Words can be powerful things.
Juliet may have believed a rose by any other name would smell as sweet, but she was wrong.
A rose, or just about anything else labelled as a tax smells bad. Really, really bad.
That, at least, is what Labor appears to have decided.
Two days ago in an interview with ABC 24, under questioning about whether or not Labor would support repeal of the Clean Energy Act, shadow environment minister Mark Butler made an interesting comment:
Two days ago, Fairfax newspapers carried a story suggesting Labor was shifting its position towards supporting the Coalition’s bills to repeal of the Clean Energy Act.
Further public comments by Mark Butler since that article suggest not. This is more about Labor trying to throw off the branding of an emissions trading scheme as a ‘tax’.
Tony Abbott has done a spectacularly good job in branding what is really an emissions trading scheme as a tax. He begun this exercise in negative rebranding from the day he took over as leader of the Liberal party, when everyone else was calling it a carbon trading scheme.
The decision to go with a fixed carbon price for the first three years of the scheme then made the rebranding effort complete – now everyone called it a carbon tax.
Labor was left in a pickle because it couldn’t really continue to refer to the policy as a carbon trading scheme because, for the first three years, it wasn’t. So the then-government was lumped with the rather unappealing term ‘carbon price’, in opposition to Abbott’s carbon tax.
Of course, in practice this is all a complete joke.
Rather than bringing in a great big tax, the Clean Energy Act has in fact delivered a great big tax cut to the vast majority of the electorate.
When the carbon price drops to under $10 with the shift to trading, household tax cuts and pension increases for the majority of people will be comfortably more than double the extra costs they’ll bear from pass-through of the carbon price in the goods they buy.
Indeed, it’s worth noting that improvements in household energy efficiency over the past three years mean the government overestimated the likely cost of living impact the carbon price would make, even ignoring the drop associated with the move to trading.
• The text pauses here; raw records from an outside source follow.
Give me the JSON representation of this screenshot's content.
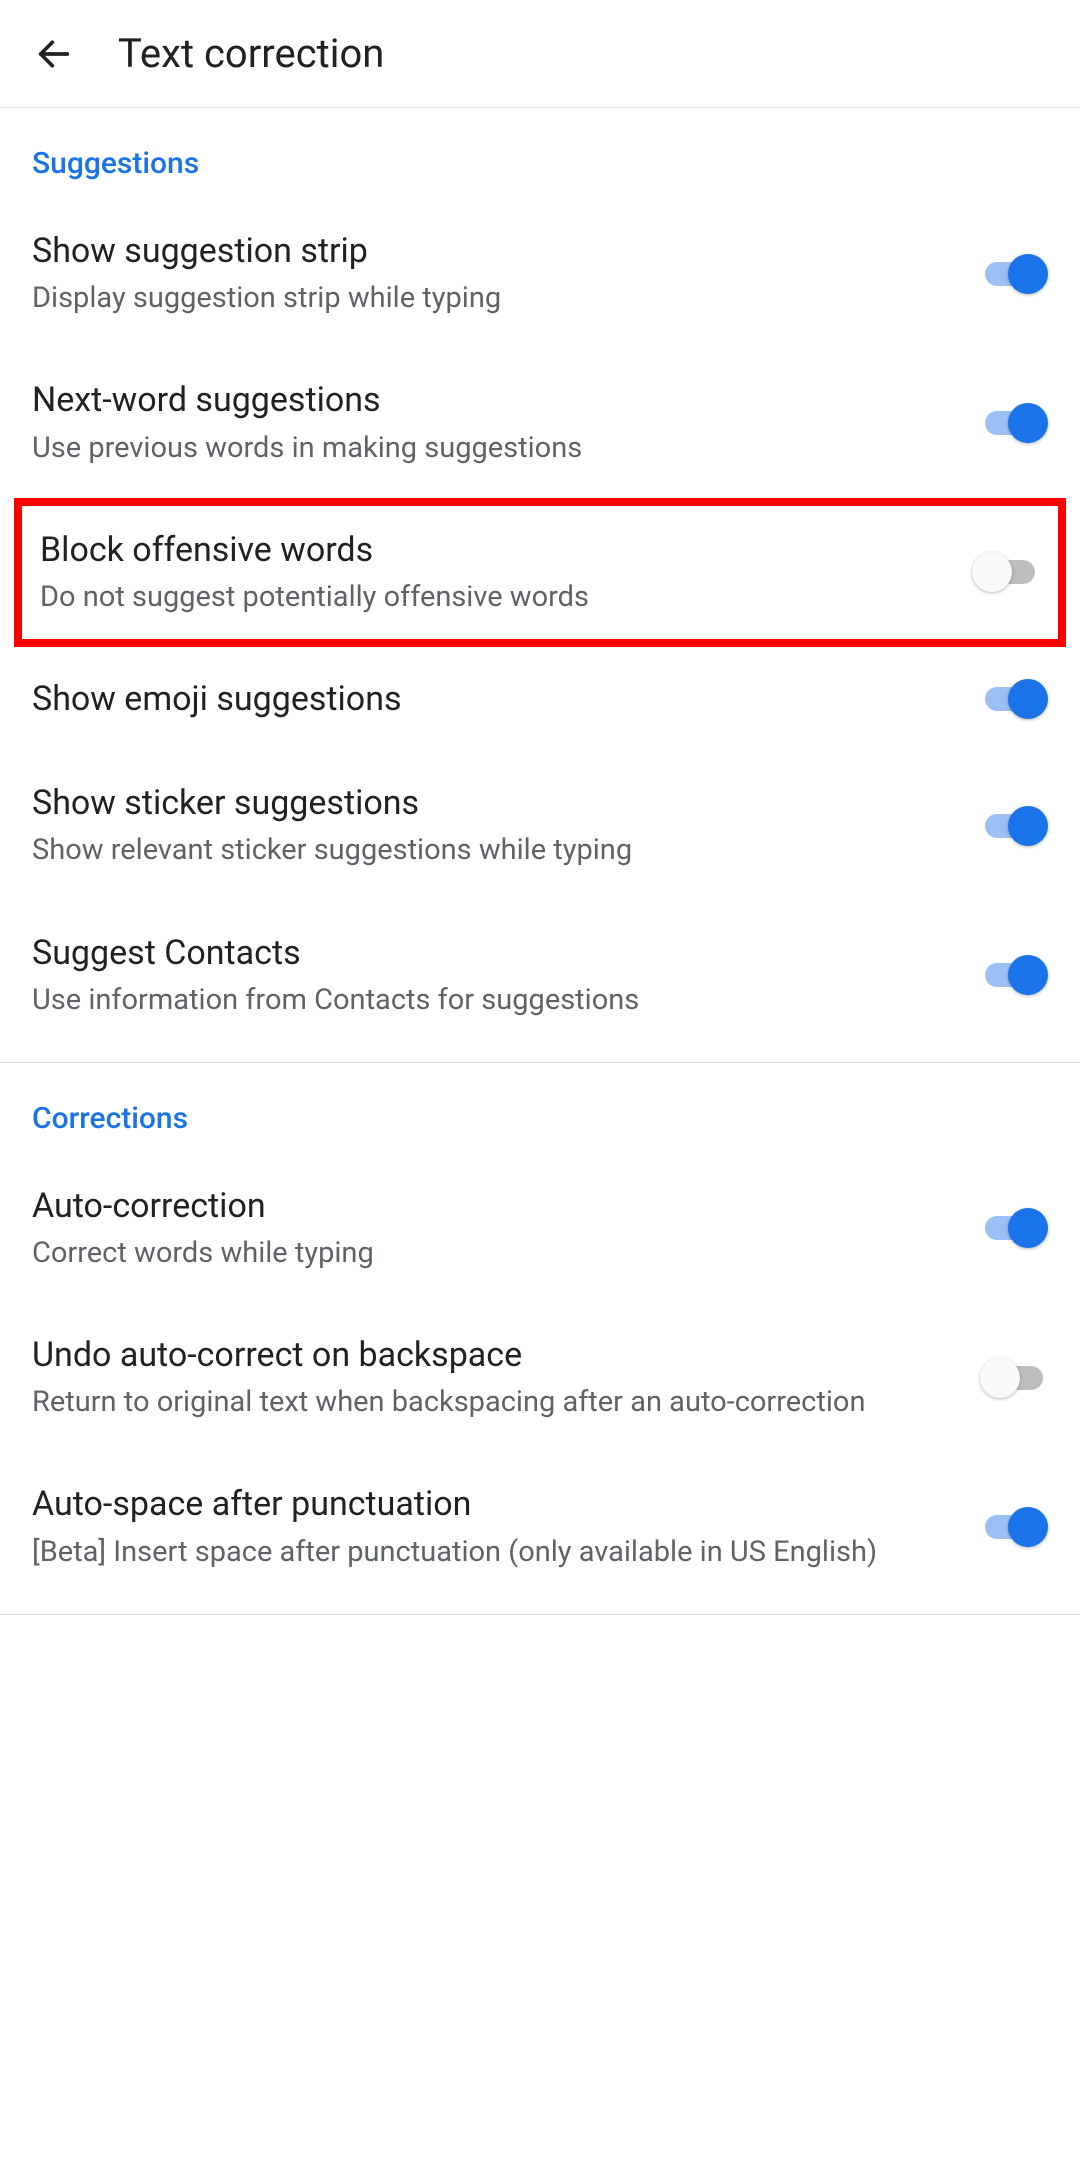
{
  "header": {
    "title": "Text correction"
  },
  "sections": {
    "suggestions": {
      "header": "Suggestions",
      "items": {
        "show_suggestion_strip": {
          "title": "Show suggestion strip",
          "subtitle": "Display suggestion strip while typing",
          "enabled": true
        },
        "next_word": {
          "title": "Next-word suggestions",
          "subtitle": "Use previous words in making suggestions",
          "enabled": true
        },
        "block_offensive": {
          "title": "Block offensive words",
          "subtitle": "Do not suggest potentially offensive words",
          "enabled": false
        },
        "emoji": {
          "title": "Show emoji suggestions",
          "enabled": true
        },
        "sticker": {
          "title": "Show sticker suggestions",
          "subtitle": "Show relevant sticker suggestions while typing",
          "enabled": true
        },
        "contacts": {
          "title": "Suggest Contacts",
          "subtitle": "Use information from Contacts for suggestions",
          "enabled": true
        }
      }
    },
    "corrections": {
      "header": "Corrections",
      "items": {
        "auto_correction": {
          "title": "Auto-correction",
          "subtitle": "Correct words while typing",
          "enabled": true
        },
        "undo_backspace": {
          "title": "Undo auto-correct on backspace",
          "subtitle": "Return to original text when backspacing after an auto-correction",
          "enabled": false
        },
        "auto_space": {
          "title": "Auto-space after punctuation",
          "subtitle": "[Beta] Insert space after punctuation (only available in US English)",
          "enabled": true
        }
      }
    }
  }
}
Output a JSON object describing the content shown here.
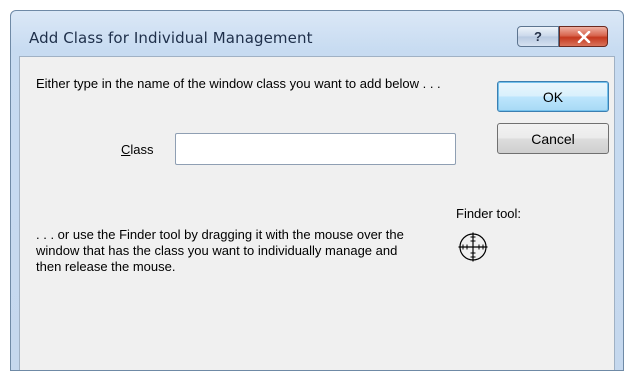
{
  "window": {
    "title": "Add Class for Individual Management",
    "help_label": "?",
    "close_label": "✕"
  },
  "dialog": {
    "instruction_top": "Either type in the name of the window class you want to add below . . .",
    "class_label_prefix": "C",
    "class_label_rest": "lass",
    "class_input_value": "",
    "instruction_bottom": ". . . or use the Finder tool by dragging it with the mouse over the window that has the class you want to individually manage and then release the mouse.",
    "finder_label": "Finder tool:",
    "finder_icon": "crosshair-icon"
  },
  "buttons": {
    "ok_label": "OK",
    "cancel_label": "Cancel"
  },
  "colors": {
    "titlebar": "#c7dbf1",
    "client": "#f0f0f0",
    "close": "#c5391f",
    "default_button_border": "#3c7fb1"
  }
}
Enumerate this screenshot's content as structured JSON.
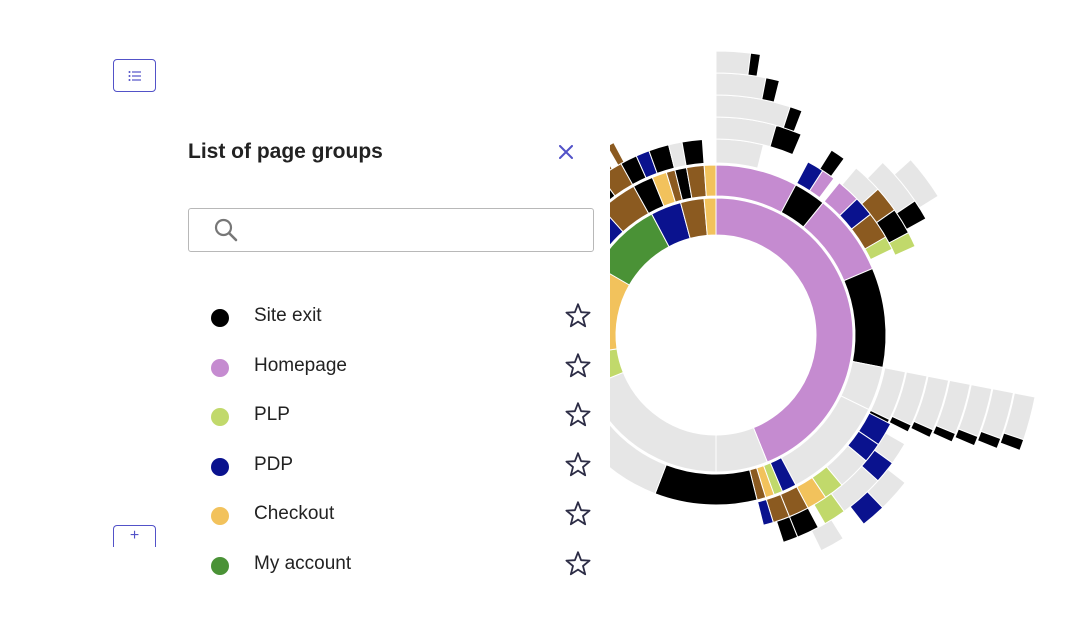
{
  "panel": {
    "title": "List of page groups",
    "search": {
      "value": "",
      "placeholder": ""
    },
    "groups": [
      {
        "label": "Site exit",
        "color": "#000000",
        "icon": "star-outline-icon"
      },
      {
        "label": "Homepage",
        "color": "#c58bd0",
        "icon": "star-outline-icon"
      },
      {
        "label": "PLP",
        "color": "#c1d96b",
        "icon": "star-outline-icon"
      },
      {
        "label": "PDP",
        "color": "#0a128e",
        "icon": "star-outline-icon"
      },
      {
        "label": "Checkout",
        "color": "#f2c25c",
        "icon": "star-outline-icon"
      },
      {
        "label": "My account",
        "color": "#4a9236",
        "icon": "star-outline-icon"
      }
    ]
  },
  "toolbar": {
    "list_icon": "list-icon",
    "add_label": "+",
    "close_icon": "close-icon"
  },
  "colors": {
    "accent": "#5252c8",
    "site_exit": "#000000",
    "homepage": "#c58bd0",
    "plp": "#c1d96b",
    "pdp": "#0a128e",
    "checkout": "#f2c25c",
    "my_account": "#4a9236",
    "other": "#e6e6e6",
    "brown": "#8b5a20"
  }
}
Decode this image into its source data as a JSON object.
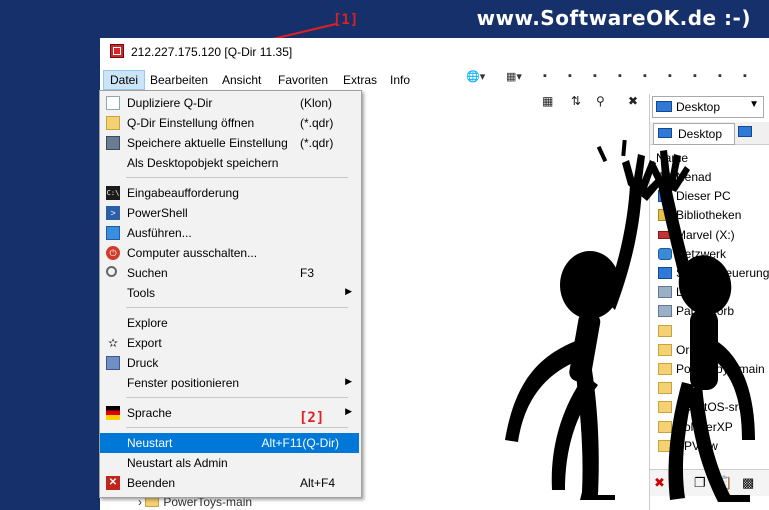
{
  "brand": "www.SoftwareOK.de :-)",
  "annotations": {
    "a1": "[1]",
    "a2": "[2]"
  },
  "window": {
    "title": "212.227.175.120  [Q-Dir 11.35]"
  },
  "menubar": [
    {
      "label": "Datei",
      "active": true
    },
    {
      "label": "Bearbeiten"
    },
    {
      "label": "Ansicht"
    },
    {
      "label": "Favoriten"
    },
    {
      "label": "Extras"
    },
    {
      "label": "Info"
    }
  ],
  "datei_menu": [
    {
      "label": "Dupliziere Q-Dir",
      "shortcut": "(Klon)",
      "icon": "doc-icon"
    },
    {
      "label": "Q-Dir Einstellung öffnen",
      "shortcut": "(*.qdr)",
      "icon": "folder-icon"
    },
    {
      "label": "Speichere  aktuelle Einstellung",
      "shortcut": "(*.qdr)",
      "icon": "save-icon"
    },
    {
      "label": "Als Desktopobjekt speichern",
      "shortcut": "",
      "icon": ""
    },
    {
      "separator": true
    },
    {
      "label": "Eingabeaufforderung",
      "shortcut": "",
      "icon": "cmd-icon"
    },
    {
      "label": "PowerShell",
      "shortcut": "",
      "icon": "powershell-icon"
    },
    {
      "label": "Ausführen...",
      "shortcut": "",
      "icon": "run-icon"
    },
    {
      "label": "Computer ausschalten...",
      "shortcut": "",
      "icon": "power-icon"
    },
    {
      "label": "Suchen",
      "shortcut": "F3",
      "icon": "search-icon"
    },
    {
      "label": "Tools",
      "shortcut": "",
      "icon": "",
      "submenu": true
    },
    {
      "separator": true
    },
    {
      "label": "Explore",
      "shortcut": "",
      "icon": ""
    },
    {
      "label": "Export",
      "shortcut": "",
      "icon": "export-icon"
    },
    {
      "label": "Druck",
      "shortcut": "",
      "icon": "printer-icon"
    },
    {
      "label": "Fenster positionieren",
      "shortcut": "",
      "icon": "",
      "submenu": true
    },
    {
      "separator": true
    },
    {
      "label": "Sprache",
      "shortcut": "",
      "icon": "flag-icon",
      "submenu": true
    },
    {
      "separator": true
    },
    {
      "label": "Neustart",
      "shortcut": "Alt+F11(Q-Dir)",
      "icon": "",
      "highlighted": true
    },
    {
      "label": "Neustart als Admin",
      "shortcut": "",
      "icon": ""
    },
    {
      "label": "Beenden",
      "shortcut": "Alt+F4",
      "icon": "close-icon"
    }
  ],
  "right_panel": {
    "address": "Desktop",
    "tab": "Desktop",
    "column": "Name",
    "items": [
      {
        "label": "Nenad",
        "icon": "user"
      },
      {
        "label": "Dieser PC",
        "icon": "pc"
      },
      {
        "label": "Bibliotheken",
        "icon": "lib"
      },
      {
        "label": "Marvel (X:)",
        "icon": "drive"
      },
      {
        "label": "Netzwerk",
        "icon": "net"
      },
      {
        "label": "Systemsteuerung",
        "icon": "pc"
      },
      {
        "label": "Löschen",
        "icon": "bin"
      },
      {
        "label": "Papierkorb",
        "icon": "bin"
      },
      {
        "label": "",
        "icon": "folder"
      },
      {
        "label": "Ordner",
        "icon": "folder"
      },
      {
        "label": "PowerToys-main",
        "icon": "folder"
      },
      {
        "label": "",
        "icon": "folder"
      },
      {
        "label": "ReactOS-src",
        "icon": "folder"
      },
      {
        "label": "SolitaerXP",
        "icon": "folder"
      },
      {
        "label": "SPView",
        "icon": "folder"
      }
    ]
  },
  "tree_item": "PowerToys-main"
}
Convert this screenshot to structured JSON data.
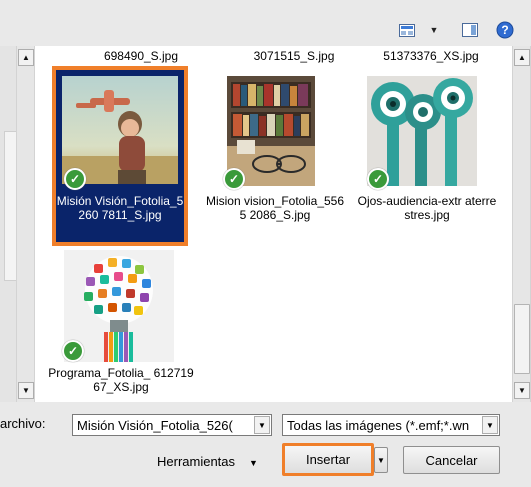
{
  "toolbar": {
    "view_icon": "view-menu-icon",
    "dropdown_icon": "dropdown-arrow-icon",
    "preview_pane_icon": "preview-pane-icon",
    "help_icon": "help-icon"
  },
  "files_top_row": [
    "698490_S.jpg",
    "3071515_S.jpg",
    "51373376_XS.jpg"
  ],
  "files": [
    {
      "name": "Misión Visión_Fotolia_52607811_S.jpg",
      "label": "Misión Visión_Fotolia_5260 7811_S.jpg",
      "selected": true,
      "synced": true
    },
    {
      "name": "Mision vision_Fotolia_55652086_S.jpg",
      "label": "Mision vision_Fotolia_5565 2086_S.jpg",
      "selected": false,
      "synced": true
    },
    {
      "name": "Ojos-audiencia-extraterrestres.jpg",
      "label": "Ojos-audiencia-extr aterrestres.jpg",
      "selected": false,
      "synced": true
    },
    {
      "name": "Programa_Fotolia_61271967_XS.jpg",
      "label": "Programa_Fotolia_ 61271967_XS.jpg",
      "selected": false,
      "synced": true
    }
  ],
  "filename": {
    "label": "archivo:",
    "value": "Misión Visión_Fotolia_526("
  },
  "filetype": {
    "value": "Todas las imágenes (*.emf;*.wn"
  },
  "buttons": {
    "tools": "Herramientas",
    "insert": "Insertar",
    "cancel": "Cancelar"
  },
  "colors": {
    "selection_bg": "#0a246a",
    "highlight": "#f07f2a",
    "check": "#3a9a3a"
  }
}
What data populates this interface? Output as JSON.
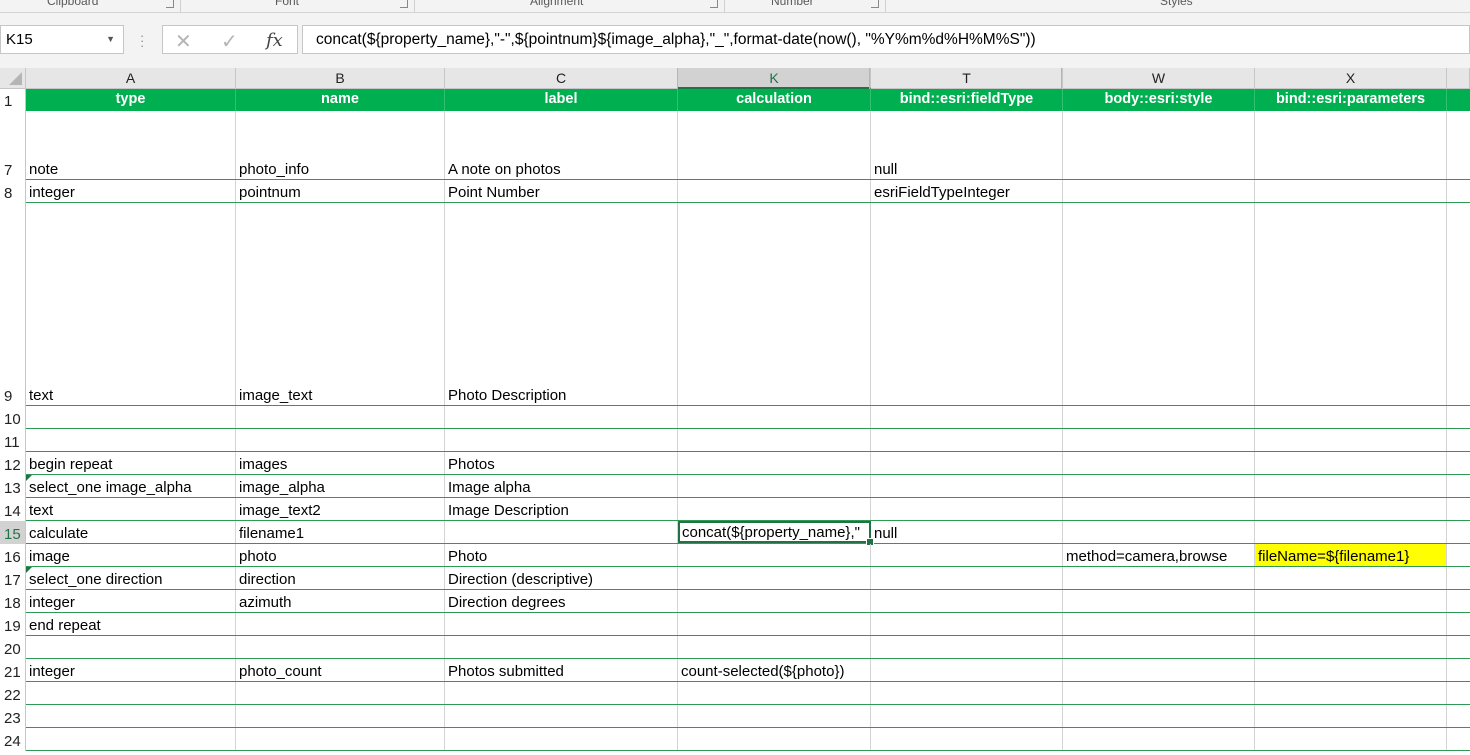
{
  "ribbon": {
    "groups": [
      "Clipboard",
      "Font",
      "Alignment",
      "Number",
      "Styles"
    ]
  },
  "formula_bar": {
    "name_box": "K15",
    "cancel_icon": "✕",
    "enter_icon": "✓",
    "fx_label": "fx",
    "formula": "concat(${property_name},\"-\",${pointnum}${image_alpha},\"_\",format-date(now(), \"%Y%m%d%H%M%S\"))"
  },
  "columns": [
    {
      "letter": "A",
      "header": "type"
    },
    {
      "letter": "B",
      "header": "name"
    },
    {
      "letter": "C",
      "header": "label"
    },
    {
      "letter": "K",
      "header": "calculation"
    },
    {
      "letter": "T",
      "header": "bind::esri:fieldType"
    },
    {
      "letter": "W",
      "header": "body::esri:style"
    },
    {
      "letter": "X",
      "header": "bind::esri:parameters"
    }
  ],
  "header_row_number": "1",
  "rows": [
    {
      "num": "7",
      "cells": [
        "note",
        "photo_info",
        "A note on photos",
        "",
        "null",
        "",
        ""
      ]
    },
    {
      "num": "8",
      "cells": [
        "integer",
        "pointnum",
        "Point Number",
        "",
        "esriFieldTypeInteger",
        "",
        ""
      ]
    },
    {
      "num": "9",
      "cells": [
        "text",
        "image_text",
        "Photo Description",
        "",
        "",
        "",
        ""
      ]
    },
    {
      "num": "10",
      "cells": [
        "",
        "",
        "",
        "",
        "",
        "",
        ""
      ]
    },
    {
      "num": "11",
      "cells": [
        "",
        "",
        "",
        "",
        "",
        "",
        ""
      ]
    },
    {
      "num": "12",
      "cells": [
        "begin repeat",
        "images",
        "Photos",
        "",
        "",
        "",
        ""
      ]
    },
    {
      "num": "13",
      "cells": [
        "select_one image_alpha",
        "image_alpha",
        "Image alpha",
        "",
        "",
        "",
        ""
      ]
    },
    {
      "num": "14",
      "cells": [
        "text",
        "image_text2",
        "Image Description",
        "",
        "",
        "",
        ""
      ]
    },
    {
      "num": "15",
      "cells": [
        "calculate",
        "filename1",
        "",
        "concat(${property_name},\"",
        "null",
        "",
        ""
      ]
    },
    {
      "num": "16",
      "cells": [
        "image",
        "photo",
        "Photo",
        "",
        "",
        "method=camera,browse",
        "fileName=${filename1}"
      ]
    },
    {
      "num": "17",
      "cells": [
        "select_one direction",
        "direction",
        "Direction (descriptive)",
        "",
        "",
        "",
        ""
      ]
    },
    {
      "num": "18",
      "cells": [
        "integer",
        "azimuth",
        "Direction degrees",
        "",
        "",
        "",
        ""
      ]
    },
    {
      "num": "19",
      "cells": [
        "end repeat",
        "",
        "",
        "",
        "",
        "",
        ""
      ]
    },
    {
      "num": "20",
      "cells": [
        "",
        "",
        "",
        "",
        "",
        "",
        ""
      ]
    },
    {
      "num": "21",
      "cells": [
        "integer",
        "photo_count",
        "Photos submitted",
        "count-selected(${photo})",
        "",
        "",
        ""
      ]
    },
    {
      "num": "22",
      "cells": [
        "",
        "",
        "",
        "",
        "",
        "",
        ""
      ]
    },
    {
      "num": "23",
      "cells": [
        "",
        "",
        "",
        "",
        "",
        "",
        ""
      ]
    },
    {
      "num": "24",
      "cells": [
        "",
        "",
        "",
        "",
        "",
        "",
        ""
      ]
    }
  ],
  "colors": {
    "header_fill": "#00b050",
    "row_border": "#2e9a55",
    "highlight": "#ffff00",
    "selection": "#217346"
  }
}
For example, in the Energex-supplied grid area we know electricity consumption per household has dropped by about 1000 kilowatt-hours on average. Those households have saved themselves about $250 per annum on their bill. The carbon price, at $24 per tonne, adds about $150.
But the vast majority of the electorate just isn't sufficiently engaged in the topic to appreciate the reality. This majority probably doesn't even realise that the small increase in its first paychecks for the 2012-13 financial year was due to an income tax cut, financed by extra government revenue from making businesses pay a price to pollute. And the upfront cash cheque they received in May 2011 was advertised without any reference to carbon pricing. Indeed, the cheque was probably forgotten about a week after they spent it at the local Harvey Norman.
What households could remember was that Gillard imposed a new tax, and taxes are bad, mmkay...
So now Labor is trying to reframe the language around this area. We want to abolish the carbon tax too, they tell the media.
But what Labor isn’t prepared to drop is a “legal limit on pollution”. And who could object to a legal limit on pollution? Pollution is unambiguously bad too, mkay.
In a series of media interviews involving Butler, this alternative branding strategy became clearer.
In an interview with ABC News Breakfast:
MICHAEL ROWLAND: … it would be safe to assume the Labor Party would vote against the bill cancelling the emissions trading scheme?
BUTLER: Well, the difficulty is that Tony Abbott has pulled together a whole range of things, so there is not a single bill that simply deals with the carbon tax per se. The bill has in it, for example, a provision to abolish the legal limit on carbon pollution, the cap on carbon pollution that would reduce over time … we won’t support a position that removes the legal limit on carbon pollution.
In an interview with Radio National he downplayed the validity of the report in The Age and The SMH:
“Well can I say, first of all, just caution against placing too much emphasis on a piece in the Fairfax newspaper involving an unnamed source.”
And in an interview with radio station 2SER he provided perhaps the clearest reassurance that Labor won’t be repealing the emissions trading scheme:
“ ... the position of the Labor Party hasn’t changed from the position Bill Shorten, Tanya Plibersek, I, and many others have been articulating … and that is that we took to the election a position that we also intended to terminate the carbon tax, but that our position was that it must be replaced by a robust system to take action on climate change, particularly a legal limit on carbon pollution and also a mechanism, an emissions trading scheme that would have that cap on carbon pollution in place.”
How can Abbott and Greg Hunt object to the idea of making legally enforceable their own emission reduction targets, which they promised the electorate they’d achieve.
It should be fun watching this battle over words unfold.